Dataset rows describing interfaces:
=== Section Start ===
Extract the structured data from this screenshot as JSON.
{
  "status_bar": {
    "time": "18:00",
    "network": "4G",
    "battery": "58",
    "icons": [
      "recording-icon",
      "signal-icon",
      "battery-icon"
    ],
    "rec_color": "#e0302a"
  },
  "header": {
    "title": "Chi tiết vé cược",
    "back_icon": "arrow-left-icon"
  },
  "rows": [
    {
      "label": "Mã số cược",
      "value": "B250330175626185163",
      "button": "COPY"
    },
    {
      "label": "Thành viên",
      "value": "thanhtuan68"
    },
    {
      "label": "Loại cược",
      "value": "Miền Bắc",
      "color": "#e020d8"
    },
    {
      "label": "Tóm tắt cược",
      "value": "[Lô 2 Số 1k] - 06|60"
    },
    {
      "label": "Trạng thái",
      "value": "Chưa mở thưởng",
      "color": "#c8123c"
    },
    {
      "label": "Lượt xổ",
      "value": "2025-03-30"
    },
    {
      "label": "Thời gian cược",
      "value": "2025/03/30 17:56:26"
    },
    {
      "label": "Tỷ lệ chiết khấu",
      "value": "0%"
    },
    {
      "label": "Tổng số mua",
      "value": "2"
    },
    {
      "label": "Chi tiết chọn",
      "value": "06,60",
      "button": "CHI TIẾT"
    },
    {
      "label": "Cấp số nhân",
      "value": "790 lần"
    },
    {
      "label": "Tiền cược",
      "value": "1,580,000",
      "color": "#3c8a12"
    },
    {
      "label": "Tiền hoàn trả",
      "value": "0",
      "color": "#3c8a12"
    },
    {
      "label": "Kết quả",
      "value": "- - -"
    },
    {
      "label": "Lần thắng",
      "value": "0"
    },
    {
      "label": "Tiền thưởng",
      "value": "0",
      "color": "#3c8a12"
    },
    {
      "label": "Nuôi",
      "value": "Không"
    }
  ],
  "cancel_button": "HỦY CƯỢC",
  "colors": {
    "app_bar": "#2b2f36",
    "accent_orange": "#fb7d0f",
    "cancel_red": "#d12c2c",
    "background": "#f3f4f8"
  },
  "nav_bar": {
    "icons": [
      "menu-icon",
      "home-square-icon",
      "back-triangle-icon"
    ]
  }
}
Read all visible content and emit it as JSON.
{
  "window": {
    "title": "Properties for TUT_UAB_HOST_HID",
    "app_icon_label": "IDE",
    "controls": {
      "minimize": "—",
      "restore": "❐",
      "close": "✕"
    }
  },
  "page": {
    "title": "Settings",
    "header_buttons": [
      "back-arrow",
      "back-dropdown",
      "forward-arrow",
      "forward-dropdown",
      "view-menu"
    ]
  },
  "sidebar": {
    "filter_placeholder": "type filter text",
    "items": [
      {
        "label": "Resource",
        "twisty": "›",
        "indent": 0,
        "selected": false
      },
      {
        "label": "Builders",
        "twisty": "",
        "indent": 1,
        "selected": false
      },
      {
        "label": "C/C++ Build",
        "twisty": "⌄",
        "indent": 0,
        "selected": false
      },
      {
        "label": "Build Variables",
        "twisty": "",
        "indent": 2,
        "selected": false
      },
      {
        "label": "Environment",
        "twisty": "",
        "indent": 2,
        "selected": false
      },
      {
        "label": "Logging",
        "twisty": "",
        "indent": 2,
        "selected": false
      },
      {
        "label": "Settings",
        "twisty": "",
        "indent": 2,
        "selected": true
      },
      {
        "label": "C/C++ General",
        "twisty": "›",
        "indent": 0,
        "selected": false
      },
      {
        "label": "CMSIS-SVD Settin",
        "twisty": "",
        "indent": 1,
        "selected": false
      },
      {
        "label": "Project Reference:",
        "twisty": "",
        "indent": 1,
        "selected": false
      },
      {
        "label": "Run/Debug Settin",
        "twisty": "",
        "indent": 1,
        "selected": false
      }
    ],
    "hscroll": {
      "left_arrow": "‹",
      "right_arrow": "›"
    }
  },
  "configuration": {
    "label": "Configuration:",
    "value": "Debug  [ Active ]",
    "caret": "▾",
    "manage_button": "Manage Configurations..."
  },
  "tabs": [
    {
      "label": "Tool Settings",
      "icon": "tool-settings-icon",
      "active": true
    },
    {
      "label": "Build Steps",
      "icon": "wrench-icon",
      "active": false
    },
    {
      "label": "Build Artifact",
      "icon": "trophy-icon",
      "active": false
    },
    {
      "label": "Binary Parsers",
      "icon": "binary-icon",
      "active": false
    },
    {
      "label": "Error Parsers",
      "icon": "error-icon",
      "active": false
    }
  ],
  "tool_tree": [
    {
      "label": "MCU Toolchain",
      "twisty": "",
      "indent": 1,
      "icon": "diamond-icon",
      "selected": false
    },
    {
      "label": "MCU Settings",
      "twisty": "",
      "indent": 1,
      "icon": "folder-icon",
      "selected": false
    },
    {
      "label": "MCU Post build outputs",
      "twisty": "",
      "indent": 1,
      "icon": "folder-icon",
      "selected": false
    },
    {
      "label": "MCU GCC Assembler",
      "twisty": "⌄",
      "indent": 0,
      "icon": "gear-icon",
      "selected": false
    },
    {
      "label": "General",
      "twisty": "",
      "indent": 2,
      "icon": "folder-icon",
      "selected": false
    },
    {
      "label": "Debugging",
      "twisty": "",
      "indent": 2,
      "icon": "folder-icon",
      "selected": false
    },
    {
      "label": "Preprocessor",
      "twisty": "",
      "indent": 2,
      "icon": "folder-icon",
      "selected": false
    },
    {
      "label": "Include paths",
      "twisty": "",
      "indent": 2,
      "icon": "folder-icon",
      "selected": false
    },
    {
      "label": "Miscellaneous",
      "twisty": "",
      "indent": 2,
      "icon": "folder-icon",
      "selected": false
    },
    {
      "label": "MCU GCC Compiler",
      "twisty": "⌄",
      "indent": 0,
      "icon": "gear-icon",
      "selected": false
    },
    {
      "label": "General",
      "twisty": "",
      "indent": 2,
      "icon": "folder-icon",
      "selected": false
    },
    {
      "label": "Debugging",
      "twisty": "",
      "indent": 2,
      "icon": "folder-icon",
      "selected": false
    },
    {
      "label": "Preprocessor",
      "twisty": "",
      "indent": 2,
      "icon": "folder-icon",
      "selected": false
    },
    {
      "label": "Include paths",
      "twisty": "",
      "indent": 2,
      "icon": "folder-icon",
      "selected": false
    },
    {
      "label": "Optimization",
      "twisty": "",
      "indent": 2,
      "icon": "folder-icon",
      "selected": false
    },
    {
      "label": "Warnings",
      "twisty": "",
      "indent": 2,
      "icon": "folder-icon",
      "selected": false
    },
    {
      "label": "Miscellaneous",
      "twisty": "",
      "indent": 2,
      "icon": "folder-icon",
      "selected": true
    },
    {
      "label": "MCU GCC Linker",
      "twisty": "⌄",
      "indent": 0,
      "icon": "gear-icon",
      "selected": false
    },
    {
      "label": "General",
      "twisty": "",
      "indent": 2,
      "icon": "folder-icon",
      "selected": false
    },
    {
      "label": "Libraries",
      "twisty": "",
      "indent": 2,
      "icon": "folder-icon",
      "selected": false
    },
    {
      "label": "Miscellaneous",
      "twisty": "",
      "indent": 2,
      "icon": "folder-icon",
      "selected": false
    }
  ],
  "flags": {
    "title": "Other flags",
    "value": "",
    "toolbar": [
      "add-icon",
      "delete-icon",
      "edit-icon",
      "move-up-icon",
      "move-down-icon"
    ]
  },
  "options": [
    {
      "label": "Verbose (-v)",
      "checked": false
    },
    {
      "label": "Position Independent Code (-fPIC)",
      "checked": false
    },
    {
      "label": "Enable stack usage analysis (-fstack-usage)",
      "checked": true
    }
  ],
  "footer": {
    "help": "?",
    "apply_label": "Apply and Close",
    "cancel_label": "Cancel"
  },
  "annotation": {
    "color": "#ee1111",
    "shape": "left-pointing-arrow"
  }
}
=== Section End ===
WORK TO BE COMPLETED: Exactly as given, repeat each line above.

EXERCISE RESPONSE:
Extract the structured data from this screenshot as JSON.
{
  "status_bar": {
    "time": "18:00",
    "network": "4G",
    "battery": "58",
    "icons": [
      "recording-icon",
      "signal-icon",
      "battery-icon"
    ],
    "rec_color": "#e0302a"
  },
  "header": {
    "title": "Chi tiết vé cược",
    "back_icon": "arrow-left-icon"
  },
  "rows": [
    {
      "label": "Mã số cược",
      "value": "B250330175626185163",
      "button": "COPY"
    },
    {
      "label": "Thành viên",
      "value": "thanhtuan68"
    },
    {
      "label": "Loại cược",
      "value": "Miền Bắc",
      "color": "#e020d8"
    },
    {
      "label": "Tóm tắt cược",
      "value": "[Lô 2 Số 1k] - 06|60"
    },
    {
      "label": "Trạng thái",
      "value": "Chưa mở thưởng",
      "color": "#c8123c"
    },
    {
      "label": "Lượt xổ",
      "value": "2025-03-30"
    },
    {
      "label": "Thời gian cược",
      "value": "2025/03/30 17:56:26"
    },
    {
      "label": "Tỷ lệ chiết khấu",
      "value": "0%"
    },
    {
      "label": "Tổng số mua",
      "value": "2"
    },
    {
      "label": "Chi tiết chọn",
      "value": "06,60",
      "button": "CHI TIẾT"
    },
    {
      "label": "Cấp số nhân",
      "value": "790 lần"
    },
    {
      "label": "Tiền cược",
      "value": "1,580,000",
      "color": "#3c8a12"
    },
    {
      "label": "Tiền hoàn trả",
      "value": "0",
      "color": "#3c8a12"
    },
    {
      "label": "Kết quả",
      "value": "- - -"
    },
    {
      "label": "Lần thắng",
      "value": "0"
    },
    {
      "label": "Tiền thưởng",
      "value": "0",
      "color": "#3c8a12"
    },
    {
      "label": "Nuôi",
      "value": "Không"
    }
  ],
  "cancel_button": "HỦY CƯỢC",
  "colors": {
    "app_bar": "#2b2f36",
    "accent_orange": "#fb7d0f",
    "cancel_red": "#d12c2c",
    "background": "#f3f4f8"
  },
  "nav_bar": {
    "icons": [
      "menu-icon",
      "home-square-icon",
      "back-triangle-icon"
    ]
  }
}
Read all visible content and emit it as JSON.
{
  "window": {
    "title": "Properties for TUT_UAB_HOST_HID",
    "app_icon_label": "IDE",
    "controls": {
      "minimize": "—",
      "restore": "❐",
      "close": "✕"
    }
  },
  "page": {
    "title": "Settings",
    "header_buttons": [
      "back-arrow",
      "back-dropdown",
      "forward-arrow",
      "forward-dropdown",
      "view-menu"
    ]
  },
  "sidebar": {
    "filter_placeholder": "type filter text",
    "items": [
      {
        "label": "Resource",
        "twisty": "›",
        "indent": 0,
        "selected": false
      },
      {
        "label": "Builders",
        "twisty": "",
        "indent": 1,
        "selected": false
      },
      {
        "label": "C/C++ Build",
        "twisty": "⌄",
        "indent": 0,
        "selected": false
      },
      {
        "label": "Build Variables",
        "twisty": "",
        "indent": 2,
        "selected": false
      },
      {
        "label": "Environment",
        "twisty": "",
        "indent": 2,
        "selected": false
      },
      {
        "label": "Logging",
        "twisty": "",
        "indent": 2,
        "selected": false
      },
      {
        "label": "Settings",
        "twisty": "",
        "indent": 2,
        "selected": true
      },
      {
        "label": "C/C++ General",
        "twisty": "›",
        "indent": 0,
        "selected": false
      },
      {
        "label": "CMSIS-SVD Settin",
        "twisty": "",
        "indent": 1,
        "selected": false
      },
      {
        "label": "Project Reference:",
        "twisty": "",
        "indent": 1,
        "selected": false
      },
      {
        "label": "Run/Debug Settin",
        "twisty": "",
        "indent": 1,
        "selected": false
      }
    ],
    "hscroll": {
      "left_arrow": "‹",
      "right_arrow": "›"
    }
  },
  "configuration": {
    "label": "Configuration:",
    "value": "Debug  [ Active ]",
    "caret": "▾",
    "manage_button": "Manage Configurations..."
  },
  "tabs": [
    {
      "label": "Tool Settings",
      "icon": "tool-settings-icon",
      "active": true
    },
    {
      "label": "Build Steps",
      "icon": "wrench-icon",
      "active": false
    },
    {
      "label": "Build Artifact",
      "icon": "trophy-icon",
      "active": false
    },
    {
      "label": "Binary Parsers",
      "icon": "binary-icon",
      "active": false
    },
    {
      "label": "Error Parsers",
      "icon": "error-icon",
      "active": false
    }
  ],
  "tool_tree": [
    {
      "label": "MCU Toolchain",
      "twisty": "",
      "indent": 1,
      "icon": "diamond-icon",
      "selected": false
    },
    {
      "label": "MCU Settings",
      "twisty": "",
      "indent": 1,
      "icon": "folder-icon",
      "selected": false
    },
    {
      "label": "MCU Post build outputs",
      "twisty": "",
      "indent": 1,
      "icon": "folder-icon",
      "selected": false
    },
    {
      "label": "MCU GCC Assembler",
      "twisty": "⌄",
      "indent": 0,
      "icon": "gear-icon",
      "selected": false
    },
    {
      "label": "General",
      "twisty": "",
      "indent": 2,
      "icon": "folder-icon",
      "selected": false
    },
    {
      "label": "Debugging",
      "twisty": "",
      "indent": 2,
      "icon": "folder-icon",
      "selected": false
    },
    {
      "label": "Preprocessor",
      "twisty": "",
      "indent": 2,
      "icon": "folder-icon",
      "selected": false
    },
    {
      "label": "Include paths",
      "twisty": "",
      "indent": 2,
      "icon": "folder-icon",
      "selected": false
    },
    {
      "label": "Miscellaneous",
      "twisty": "",
      "indent": 2,
      "icon": "folder-icon",
      "selected": false
    },
    {
      "label": "MCU GCC Compiler",
      "twisty": "⌄",
      "indent": 0,
      "icon": "gear-icon",
      "selected": false
    },
    {
      "label": "General",
      "twisty": "",
      "indent": 2,
      "icon": "folder-icon",
      "selected": false
    },
    {
      "label": "Debugging",
      "twisty": "",
      "indent": 2,
      "icon": "folder-icon",
      "selected": false
    },
    {
      "label": "Preprocessor",
      "twisty": "",
      "indent": 2,
      "icon": "folder-icon",
      "selected": false
    },
    {
      "label": "Include paths",
      "twisty": "",
      "indent": 2,
      "icon": "folder-icon",
      "selected": false
    },
    {
      "label": "Optimization",
      "twisty": "",
      "indent": 2,
      "icon": "folder-icon",
      "selected": false
    },
    {
      "label": "Warnings",
      "twisty": "",
      "indent": 2,
      "icon": "folder-icon",
      "selected": false
    },
    {
      "label": "Miscellaneous",
      "twisty": "",
      "indent": 2,
      "icon": "folder-icon",
      "selected": true
    },
    {
      "label": "MCU GCC Linker",
      "twisty": "⌄",
      "indent": 0,
      "icon": "gear-icon",
      "selected": false
    },
    {
      "label": "General",
      "twisty": "",
      "indent": 2,
      "icon": "folder-icon",
      "selected": false
    },
    {
      "label": "Libraries",
      "twisty": "",
      "indent": 2,
      "icon": "folder-icon",
      "selected": false
    },
    {
      "label": "Miscellaneous",
      "twisty": "",
      "indent": 2,
      "icon": "folder-icon",
      "selected": false
    }
  ],
  "flags": {
    "title": "Other flags",
    "value": "",
    "toolbar": [
      "add-icon",
      "delete-icon",
      "edit-icon",
      "move-up-icon",
      "move-down-icon"
    ]
  },
  "options": [
    {
      "label": "Verbose (-v)",
      "checked": false
    },
    {
      "label": "Position Independent Code (-fPIC)",
      "checked": false
    },
    {
      "label": "Enable stack usage analysis (-fstack-usage)",
      "checked": true
    }
  ],
  "footer": {
    "help": "?",
    "apply_label": "Apply and Close",
    "cancel_label": "Cancel"
  },
  "annotation": {
    "color": "#ee1111",
    "shape": "left-pointing-arrow"
  }
}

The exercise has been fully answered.